"2023 airfreight rates continue to grind lower, and the month of May was no different, enduring a double whammy of soft demand and the continued resurgence of capacity — particularly from passenger flights as both trans-Atlantic and trans-Pacific traffic returns for the summer season," said Bruce Chan, director and senior research analyst covering global logistics and future mobility at Stifel, writing in a Baltic Exchange market update.
As a result, the spot rates for west-bound trans-Atlantic cargo (represented by BAI22, Frankfurt to the US) have increased by just 10% compared to pre-pandemic levels.
Similarly, the spot rates for Asia to Europe (BAI81 and BAI31 indices, representing Shanghai and Hong Kong to Europe) have only seen an average increase of 30% compared to pre-pandemic levels.

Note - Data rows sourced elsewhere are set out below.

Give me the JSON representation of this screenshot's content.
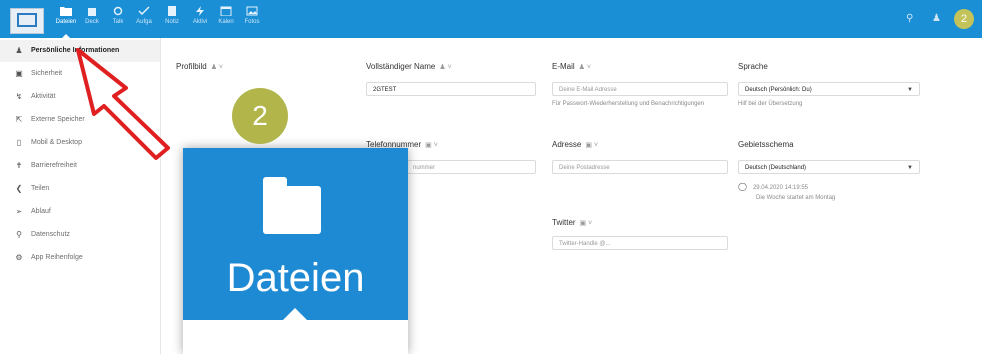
{
  "topbar": {
    "apps": [
      {
        "label": "Dateien",
        "icon": "folder-icon"
      },
      {
        "label": "Deck",
        "icon": "deck-icon"
      },
      {
        "label": "Talk",
        "icon": "search-icon"
      },
      {
        "label": "Aufga",
        "icon": "checkmark-icon"
      },
      {
        "label": "Notiz",
        "icon": "notes-icon"
      },
      {
        "label": "Aktivi",
        "icon": "activity-icon"
      },
      {
        "label": "Kalen",
        "icon": "calendar-icon"
      },
      {
        "label": "Fotos",
        "icon": "image-icon"
      }
    ],
    "avatar_text": "2",
    "accent": "#1b8fd6"
  },
  "sidebar": {
    "items": [
      {
        "label": "Persönliche Informationen",
        "icon": "user-icon"
      },
      {
        "label": "Sicherheit",
        "icon": "lock-icon"
      },
      {
        "label": "Aktivität",
        "icon": "activity-icon"
      },
      {
        "label": "Externe Speicher",
        "icon": "external-storage-icon"
      },
      {
        "label": "Mobil & Desktop",
        "icon": "mobile-icon"
      },
      {
        "label": "Barrierefreiheit",
        "icon": "accessibility-icon"
      },
      {
        "label": "Teilen",
        "icon": "share-icon"
      },
      {
        "label": "Ablauf",
        "icon": "flow-icon"
      },
      {
        "label": "Datenschutz",
        "icon": "key-icon"
      },
      {
        "label": "App Reihenfolge",
        "icon": "gear-icon"
      }
    ]
  },
  "form": {
    "profile_label": "Profilbild",
    "fullname": {
      "label": "Vollständiger Name",
      "value": "2GTEST"
    },
    "email": {
      "label": "E-Mail",
      "placeholder": "Deine E-Mail Adresse",
      "hint": "Für Passwort-Wiederherstellung und Benachrichtigungen"
    },
    "language": {
      "label": "Sprache",
      "value": "Deutsch (Persönlich: Du)",
      "hint": "Hilf bei der Übersetzung"
    },
    "phone": {
      "label": "Telefonnummer",
      "placeholder": "nummer"
    },
    "address": {
      "label": "Adresse",
      "placeholder": "Deine Postadresse"
    },
    "locale": {
      "label": "Gebietsschema",
      "value": "Deutsch (Deutschland)",
      "datetime": "29.04.2020 14:19:55",
      "week_hint": "Die Woche startet am Montag"
    },
    "twitter": {
      "label": "Twitter",
      "placeholder": "Twitter-Handle @..."
    }
  },
  "overlay": {
    "zoom_label": "Dateien",
    "step_number": "2",
    "badge_color": "#b1b54a",
    "arrow_color": "#e02020"
  }
}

For east-bound trans-Pacific routes from Asia to the US (BAI82 and BAI32 Shanghai to the US and Hong Kong to the US, respectively), the rates have increased by an average of 35% compared to pre-pandemic levels.
Trend of demand weakness in 2023

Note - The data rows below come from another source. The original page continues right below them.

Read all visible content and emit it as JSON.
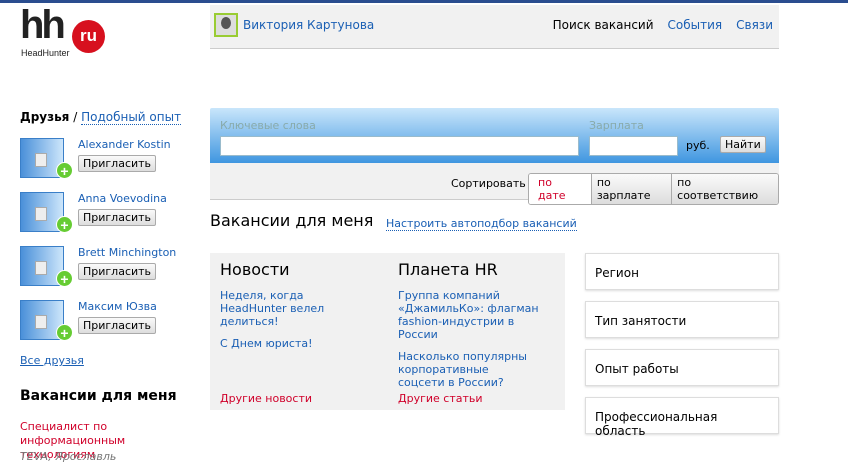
{
  "logo": {
    "brand": "hh",
    "badge": "ru",
    "sub": "HeadHunter"
  },
  "header": {
    "user_name": "Виктория Картунова",
    "nav": [
      "Поиск вакансий",
      "События",
      "Связи"
    ]
  },
  "friends": {
    "title": "Друзья",
    "sep": "/",
    "similar": "Подобный опыт",
    "invite_label": "Пригласить",
    "all_label": "Все друзья",
    "items": [
      {
        "name": "Alexander Kostin"
      },
      {
        "name": "Anna Voevodina"
      },
      {
        "name": "Brett Minchington"
      },
      {
        "name": "Максим Юзва"
      }
    ]
  },
  "side_vacancies": {
    "title": "Вакансии для меня",
    "item_title": "Специалист по информационным технологиям",
    "item_company": "TEVA, Ярославль"
  },
  "search": {
    "keywords_label": "Ключевые слова",
    "keywords_value": "",
    "salary_label": "Зарплата",
    "salary_value": "",
    "currency": "руб.",
    "find": "Найти"
  },
  "sort": {
    "label": "Сортировать",
    "options": [
      "по дате",
      "по зарплате",
      "по соответствию"
    ],
    "selected": "по дате"
  },
  "main": {
    "title": "Вакансии для меня",
    "auto_link": "Настроить автоподбор вакансий"
  },
  "news": {
    "title": "Новости",
    "items": [
      "Неделя, когда HeadHunter велел делиться!",
      "С Днем юриста!"
    ],
    "more": "Другие новости"
  },
  "hr": {
    "title": "Планета HR",
    "items": [
      "Группа компаний «ДжамильКо»: флагман fashion-индустрии в России",
      "Насколько популярны корпоративные соцсети в России?"
    ],
    "more": "Другие статьи"
  },
  "filters": [
    "Регион",
    "Тип занятости",
    "Опыт работы",
    "Профессиональная область"
  ]
}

Chan said demand is "trickier to forecast" than supply.
"The general trend so far this year has been one of weakness — perhaps more weakness than anticipated as inventory restocking gets pushed out, especially on the consumer side, and discretionary spending is weighed down by inflation and elevated energy and staples costs," the Stifel senior analyst added.
In the analysis, Chan noted that global container activity (import and export, system-wide) is down 6% YTD vs. the same period in 2022.
Meanwhile, the report said airfreight is "faring even worse," with IATA reporting a 7.7% decline in FTKs in March, y/y and an 8.1% decline vs. March 2019.
"We believe most of the trade-down, or 'trade-back' from air to ocean after year-ago supply chain bottlenecks have largely happened, but core airfreight demand remains muted," Chan said.
"As for supply, the influx of passenger belly capacity continues to be an issue for freight rates, absorbing elastic demand in a soft freight market," he added.
The Stifel senior analyst explained that summer travel season and generally robust passenger activity, especially on trans-Atlantic lanes, has led to a healthy supply of lower deck space.
"Airlines may have even overbuilt for demand, in our view, and it will take time for capacity to moderate after the summer surge wanes," he added.
The report cited IATA's latest data release reveals that ACTKs are up 10% worldwide vs. last year and are only 1% lower than in March of 2019, before the pandemic.
ACTKs in Asia Pacific were up a staggering 24% y/y — again largely due to the comp effect from COVID reopening.
North America was up a modest 0.4%, but Europe was up nearly 9% y/y.
"The market is likely to be most over-supplied with belly space this summer, so cargo rates will likely trough in the next few months, but we think slack capacity will stick around into 2024," Chan said.
Rate "softness" to persist in 2023
In May, Shanghai to North America (BAI82) declined 13% sequentially from April, and Hong Kong to North America (BAI32) declined 2%.
For Europe-bound lanes, Shanghai origin (BAI81) fell 18% from April, while Hong Kong origin (BAI31) declined slightly over 3% y/y.
On Frankfurt to the US (BAI22), rates were down 13% sequentially.
"We expect demand softness to persist for most of the year and belly capacity to continue to come into the market, so continued rate pressure should be the theme of 2023," Chan said.
"But as mentioned above, supply-demand dynamics should be most protracted this summer, with seasonal passenger travel demand driving excess supply, while freight networks reach a bottom on destocking," he added.